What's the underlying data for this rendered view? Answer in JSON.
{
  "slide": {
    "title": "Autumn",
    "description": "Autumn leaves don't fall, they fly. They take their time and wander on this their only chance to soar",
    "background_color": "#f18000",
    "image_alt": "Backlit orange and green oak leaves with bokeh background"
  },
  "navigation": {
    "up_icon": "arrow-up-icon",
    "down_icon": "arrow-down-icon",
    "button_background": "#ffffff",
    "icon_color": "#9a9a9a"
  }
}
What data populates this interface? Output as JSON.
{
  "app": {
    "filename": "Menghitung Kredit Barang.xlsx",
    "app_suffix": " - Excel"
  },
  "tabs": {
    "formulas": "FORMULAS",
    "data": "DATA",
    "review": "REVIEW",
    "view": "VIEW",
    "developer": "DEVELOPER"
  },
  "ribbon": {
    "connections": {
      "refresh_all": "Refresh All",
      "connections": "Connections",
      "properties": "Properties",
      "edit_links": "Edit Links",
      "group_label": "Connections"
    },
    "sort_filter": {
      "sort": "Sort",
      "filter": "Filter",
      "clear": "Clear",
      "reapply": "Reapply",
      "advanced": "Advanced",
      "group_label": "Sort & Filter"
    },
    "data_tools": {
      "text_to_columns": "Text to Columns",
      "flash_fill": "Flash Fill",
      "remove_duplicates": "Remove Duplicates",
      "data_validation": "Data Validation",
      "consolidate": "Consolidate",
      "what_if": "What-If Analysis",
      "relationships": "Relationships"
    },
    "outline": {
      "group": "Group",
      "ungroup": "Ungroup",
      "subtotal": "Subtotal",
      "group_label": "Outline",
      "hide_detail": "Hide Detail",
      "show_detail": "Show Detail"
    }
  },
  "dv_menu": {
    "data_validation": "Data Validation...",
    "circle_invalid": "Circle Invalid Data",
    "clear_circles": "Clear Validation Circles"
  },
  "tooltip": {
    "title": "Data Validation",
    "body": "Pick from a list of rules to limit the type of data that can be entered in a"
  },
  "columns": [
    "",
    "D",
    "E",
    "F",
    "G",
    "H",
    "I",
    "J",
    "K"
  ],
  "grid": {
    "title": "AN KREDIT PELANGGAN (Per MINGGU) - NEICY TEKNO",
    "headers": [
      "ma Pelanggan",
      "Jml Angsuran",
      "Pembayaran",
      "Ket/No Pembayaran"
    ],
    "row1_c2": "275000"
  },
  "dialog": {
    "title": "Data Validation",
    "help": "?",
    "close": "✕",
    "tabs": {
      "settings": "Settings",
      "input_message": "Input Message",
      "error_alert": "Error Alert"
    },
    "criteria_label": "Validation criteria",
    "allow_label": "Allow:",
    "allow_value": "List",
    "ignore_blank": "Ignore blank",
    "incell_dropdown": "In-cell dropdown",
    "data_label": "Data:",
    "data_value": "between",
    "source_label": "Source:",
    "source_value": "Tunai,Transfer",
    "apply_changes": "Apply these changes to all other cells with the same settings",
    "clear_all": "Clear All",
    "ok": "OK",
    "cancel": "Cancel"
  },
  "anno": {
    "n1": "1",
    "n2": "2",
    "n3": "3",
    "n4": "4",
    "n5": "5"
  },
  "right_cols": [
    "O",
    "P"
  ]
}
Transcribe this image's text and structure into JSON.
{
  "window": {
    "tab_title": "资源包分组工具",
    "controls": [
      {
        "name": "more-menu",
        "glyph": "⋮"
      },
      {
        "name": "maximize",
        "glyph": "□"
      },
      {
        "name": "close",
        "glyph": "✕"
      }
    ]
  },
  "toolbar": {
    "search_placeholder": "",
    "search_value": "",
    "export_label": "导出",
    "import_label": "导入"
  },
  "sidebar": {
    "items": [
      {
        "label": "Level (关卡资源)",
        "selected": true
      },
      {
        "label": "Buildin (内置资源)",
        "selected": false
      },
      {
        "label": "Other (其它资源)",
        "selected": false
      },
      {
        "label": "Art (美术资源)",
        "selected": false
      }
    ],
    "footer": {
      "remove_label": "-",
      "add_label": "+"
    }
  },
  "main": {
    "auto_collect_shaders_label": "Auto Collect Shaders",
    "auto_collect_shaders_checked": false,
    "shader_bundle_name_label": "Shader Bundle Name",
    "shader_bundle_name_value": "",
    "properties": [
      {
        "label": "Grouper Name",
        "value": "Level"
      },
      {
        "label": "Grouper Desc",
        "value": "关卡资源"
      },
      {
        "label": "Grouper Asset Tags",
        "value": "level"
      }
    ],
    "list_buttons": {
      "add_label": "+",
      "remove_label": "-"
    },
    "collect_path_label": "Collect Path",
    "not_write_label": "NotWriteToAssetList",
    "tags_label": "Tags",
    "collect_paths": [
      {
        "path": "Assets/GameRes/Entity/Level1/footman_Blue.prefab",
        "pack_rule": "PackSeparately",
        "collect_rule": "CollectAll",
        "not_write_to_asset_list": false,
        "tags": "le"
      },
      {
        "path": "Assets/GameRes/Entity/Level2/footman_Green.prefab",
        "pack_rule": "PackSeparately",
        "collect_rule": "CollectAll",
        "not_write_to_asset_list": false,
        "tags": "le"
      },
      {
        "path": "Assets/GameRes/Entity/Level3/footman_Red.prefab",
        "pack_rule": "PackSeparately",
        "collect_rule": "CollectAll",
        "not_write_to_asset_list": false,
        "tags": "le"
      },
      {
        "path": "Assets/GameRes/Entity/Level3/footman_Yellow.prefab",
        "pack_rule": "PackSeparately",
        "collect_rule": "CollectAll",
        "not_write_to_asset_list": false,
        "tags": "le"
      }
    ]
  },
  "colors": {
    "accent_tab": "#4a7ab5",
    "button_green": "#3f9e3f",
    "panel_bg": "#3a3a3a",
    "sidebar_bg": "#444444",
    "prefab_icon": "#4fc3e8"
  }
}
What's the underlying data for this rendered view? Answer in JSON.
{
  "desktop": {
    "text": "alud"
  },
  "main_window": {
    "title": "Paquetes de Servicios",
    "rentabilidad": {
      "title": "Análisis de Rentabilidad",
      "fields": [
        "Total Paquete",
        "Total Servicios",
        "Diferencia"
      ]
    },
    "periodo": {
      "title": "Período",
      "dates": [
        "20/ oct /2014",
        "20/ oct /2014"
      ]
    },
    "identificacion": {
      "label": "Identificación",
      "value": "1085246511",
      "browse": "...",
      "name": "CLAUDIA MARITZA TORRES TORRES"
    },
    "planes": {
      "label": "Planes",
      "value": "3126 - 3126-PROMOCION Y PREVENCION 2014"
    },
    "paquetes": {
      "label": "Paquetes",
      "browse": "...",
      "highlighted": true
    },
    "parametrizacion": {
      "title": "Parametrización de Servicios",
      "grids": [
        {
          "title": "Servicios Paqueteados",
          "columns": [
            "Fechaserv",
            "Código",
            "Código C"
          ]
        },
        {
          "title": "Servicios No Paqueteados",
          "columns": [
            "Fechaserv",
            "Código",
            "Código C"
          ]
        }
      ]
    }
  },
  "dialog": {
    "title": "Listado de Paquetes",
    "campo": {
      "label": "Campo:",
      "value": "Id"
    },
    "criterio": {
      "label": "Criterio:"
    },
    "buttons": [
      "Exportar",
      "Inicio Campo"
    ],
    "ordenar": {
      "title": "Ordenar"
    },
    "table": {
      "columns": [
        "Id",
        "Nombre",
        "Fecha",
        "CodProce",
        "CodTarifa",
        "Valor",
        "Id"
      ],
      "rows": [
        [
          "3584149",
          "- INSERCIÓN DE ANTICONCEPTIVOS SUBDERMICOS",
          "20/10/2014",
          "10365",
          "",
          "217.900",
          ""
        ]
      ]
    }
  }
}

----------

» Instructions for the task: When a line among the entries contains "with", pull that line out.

» Response to the task:
    "image_alt": "Backlit orange and green oak leaves with bokeh background"
    "apply_changes": "Apply these changes to all other cells with the same settings",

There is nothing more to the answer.